Love / Reason / Belief
Volume 4 Book 1 Part 2 of
Living in the Bonus Round
Jim & Sue listen to a musical arrangement.
July 20-22, 2004.
[ Book 3-10 ] -- [ Pt 1 ] [ Pt 2 ] [ Pt 3 ] [ Pt 4 ] [ Pt 5 ]
[ Pt 6 ] [ Pt 7 ] [ Pt 8 ] [ Pt 9 ] [ Pt 10 ] [ Book 4-2 ]
Sue and Tom Carey have a beautiful gem of a home in Chicago with a big music room.
Sue, being a singer and musician herself, created the most magnificent space for making music. It's a big round room with wonderful acoustics and the perfect place for the musicians to begin rehearsing the score.
Musical Director Mark Janas.
John Fischer, Asst. Musical Director.
Musical Arranger Mark Hartman.
As the band went over the material, Sue was working the phones in her office. We all fell in love with her dog, Diva.
In the Carey's backyard.
Naturally, I had to play the piano.
Jimmy likes Diva.
Time for lunch!
Diva doesn't like it when she has to stay home.
In an act of heroism as much as anything else, Mark Hartman, who is conducting the Broadway musical "Avenue Q" flew in and over the course of three days, working with Mark Janas and the band, they literally rewrote all the musical arrangements for the five piece band. (The original demos were done with an orchestra, so they had to be rethought completely in order to work.)
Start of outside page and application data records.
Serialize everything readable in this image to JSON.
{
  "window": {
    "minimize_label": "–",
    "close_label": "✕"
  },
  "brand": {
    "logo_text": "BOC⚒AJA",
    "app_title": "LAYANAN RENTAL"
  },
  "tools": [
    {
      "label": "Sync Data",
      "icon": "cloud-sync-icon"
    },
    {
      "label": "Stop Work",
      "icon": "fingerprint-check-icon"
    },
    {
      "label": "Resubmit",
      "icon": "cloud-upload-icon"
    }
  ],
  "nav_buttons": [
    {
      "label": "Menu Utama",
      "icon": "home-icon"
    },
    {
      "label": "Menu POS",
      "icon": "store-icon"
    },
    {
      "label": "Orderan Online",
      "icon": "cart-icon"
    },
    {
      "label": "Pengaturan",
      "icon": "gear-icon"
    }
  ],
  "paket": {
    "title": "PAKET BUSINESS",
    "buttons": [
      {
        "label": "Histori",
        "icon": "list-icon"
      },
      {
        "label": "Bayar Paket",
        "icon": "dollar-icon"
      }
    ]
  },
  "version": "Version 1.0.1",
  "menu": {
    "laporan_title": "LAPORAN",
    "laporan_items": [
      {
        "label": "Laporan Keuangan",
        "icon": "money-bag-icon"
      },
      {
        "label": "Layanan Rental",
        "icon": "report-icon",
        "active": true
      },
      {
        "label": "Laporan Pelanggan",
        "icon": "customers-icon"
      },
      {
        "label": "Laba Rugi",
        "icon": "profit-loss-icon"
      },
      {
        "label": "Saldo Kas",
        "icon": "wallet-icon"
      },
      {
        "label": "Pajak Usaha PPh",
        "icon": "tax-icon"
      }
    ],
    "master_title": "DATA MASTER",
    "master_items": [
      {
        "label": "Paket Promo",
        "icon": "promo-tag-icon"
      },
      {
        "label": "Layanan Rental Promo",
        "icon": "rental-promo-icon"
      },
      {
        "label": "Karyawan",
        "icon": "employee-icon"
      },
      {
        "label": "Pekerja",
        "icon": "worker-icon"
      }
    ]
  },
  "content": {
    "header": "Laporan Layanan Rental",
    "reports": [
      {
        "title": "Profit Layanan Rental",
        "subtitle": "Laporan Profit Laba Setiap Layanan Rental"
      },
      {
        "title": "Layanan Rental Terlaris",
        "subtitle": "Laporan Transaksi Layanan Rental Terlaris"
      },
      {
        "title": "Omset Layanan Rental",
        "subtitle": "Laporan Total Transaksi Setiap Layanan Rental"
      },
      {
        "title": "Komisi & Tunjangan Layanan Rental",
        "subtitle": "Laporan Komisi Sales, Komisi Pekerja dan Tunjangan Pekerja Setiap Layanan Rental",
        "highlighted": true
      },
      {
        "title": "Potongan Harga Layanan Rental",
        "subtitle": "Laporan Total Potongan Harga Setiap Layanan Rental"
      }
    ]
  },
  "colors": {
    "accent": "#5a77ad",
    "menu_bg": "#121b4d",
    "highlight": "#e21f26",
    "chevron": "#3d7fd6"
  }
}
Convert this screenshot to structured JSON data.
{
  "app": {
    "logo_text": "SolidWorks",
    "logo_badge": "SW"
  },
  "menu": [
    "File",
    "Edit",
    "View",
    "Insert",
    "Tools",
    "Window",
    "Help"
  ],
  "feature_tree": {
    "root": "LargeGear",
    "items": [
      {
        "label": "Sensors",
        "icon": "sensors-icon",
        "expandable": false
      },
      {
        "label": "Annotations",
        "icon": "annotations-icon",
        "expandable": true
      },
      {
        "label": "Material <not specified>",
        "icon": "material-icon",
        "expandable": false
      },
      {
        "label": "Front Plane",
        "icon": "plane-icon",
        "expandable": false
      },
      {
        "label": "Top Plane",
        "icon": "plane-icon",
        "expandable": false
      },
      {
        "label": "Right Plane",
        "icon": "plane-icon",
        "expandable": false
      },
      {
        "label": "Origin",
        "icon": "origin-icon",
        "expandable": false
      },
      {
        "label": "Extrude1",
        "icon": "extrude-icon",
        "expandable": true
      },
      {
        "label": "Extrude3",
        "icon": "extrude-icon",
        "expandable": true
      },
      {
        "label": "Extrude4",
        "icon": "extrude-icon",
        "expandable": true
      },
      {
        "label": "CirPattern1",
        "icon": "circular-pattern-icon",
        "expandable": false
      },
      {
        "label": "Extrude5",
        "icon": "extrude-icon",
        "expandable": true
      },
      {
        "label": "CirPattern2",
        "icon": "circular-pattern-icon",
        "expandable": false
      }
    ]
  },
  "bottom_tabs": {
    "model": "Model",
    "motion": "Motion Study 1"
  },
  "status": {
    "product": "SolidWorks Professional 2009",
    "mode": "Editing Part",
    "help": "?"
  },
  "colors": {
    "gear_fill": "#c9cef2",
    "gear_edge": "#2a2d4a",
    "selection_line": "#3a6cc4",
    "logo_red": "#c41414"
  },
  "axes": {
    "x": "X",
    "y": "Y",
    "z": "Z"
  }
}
It was not an easy job. Tthere are three distinct musical styles within the piece that must be served.
One is an African sound that happens inside the head of the character of Africa. Then there is what they're referring to as "society music" for the adults who are fighting over Africa's fate, which is operatic. Then there is the most hip hop/ R&B rhythms of the kids.
Tech Week in the theatre is also known as Hell Week.
And there's nothing more maddening during Tech/Hell Week than SOUND. "Sound," as Jimmy puts it, "is the bane of everyone's existence." But for a new musical, where everything is being created from scratch, it's even worse. If you're doing a known musical, most of the elements are there. The charts for the musicians are already written up. Since the show has been done, you go in with a sense of how it will look, how it will play, etc.
But with a new musical, you start with a blank page. Or, as we come to it now, a blank stage. Though it's every theatre writer's goal to make it to Broadway, the real income is made after New York when the show can presumably be done by hundreds or even thousands of theatres and schools. "Africa & Plumbridge" is just that kind of show. It's based on the true life story of an abused young girl named Africa who meets another former street kid turned society lady (Sue). Their relationship and how they help each other is the heart of the story.
The main anthemic songs emphasize such themes as "It doesn't matter where you come from, only where you're going," "Find out who you are," "A New Beginning," "Love is the Reason." All beautifully written with soaring vocal lines and memorable melodies.
These themes tie in to her specific charities and community activism, all focused on helping young people rise from difficult circumstances. (For instance, there is a "Learn to Earn" program for young people where they can earn money and scholarships through study. And that doesn't even scratch the surface of her work.)
Of course, all those good things don't mean much to a ticket buyer. What a ticket buyer wants is something entertaining, worthy of the ticket price. And that's why Jimmy was brought in. As a veteran playwright for musicals, he was commissioned to take this score and the outline of the story and turn it into an uplifting, inspiring entertainment.
Wednesday was the first time to run it with costumes, sound and lights. It was for an invited audience of friends and theatre folk. And, as can happen, when the opening music started, there was no actor on stage!
"Back up! Start again!" said Jimmy, who then looked at the audience and said, "Well? Did you enjoy it?"
Finally, they got back on track and had a very smooth run-through.
First preview! And suddenly it was like the show began to click into gear. The timing was on, the audience really enjoyed it and the standing ovation was thunderous! Afterwards in the lobby, everyone was buzzing.
Tomorrow: Opening night.
© 1996-2004 by Steve Schalchlin.You have permission to print from this diary and distribute for use in support groups, schools, or to just give to a friend. You do not have permission to sell it.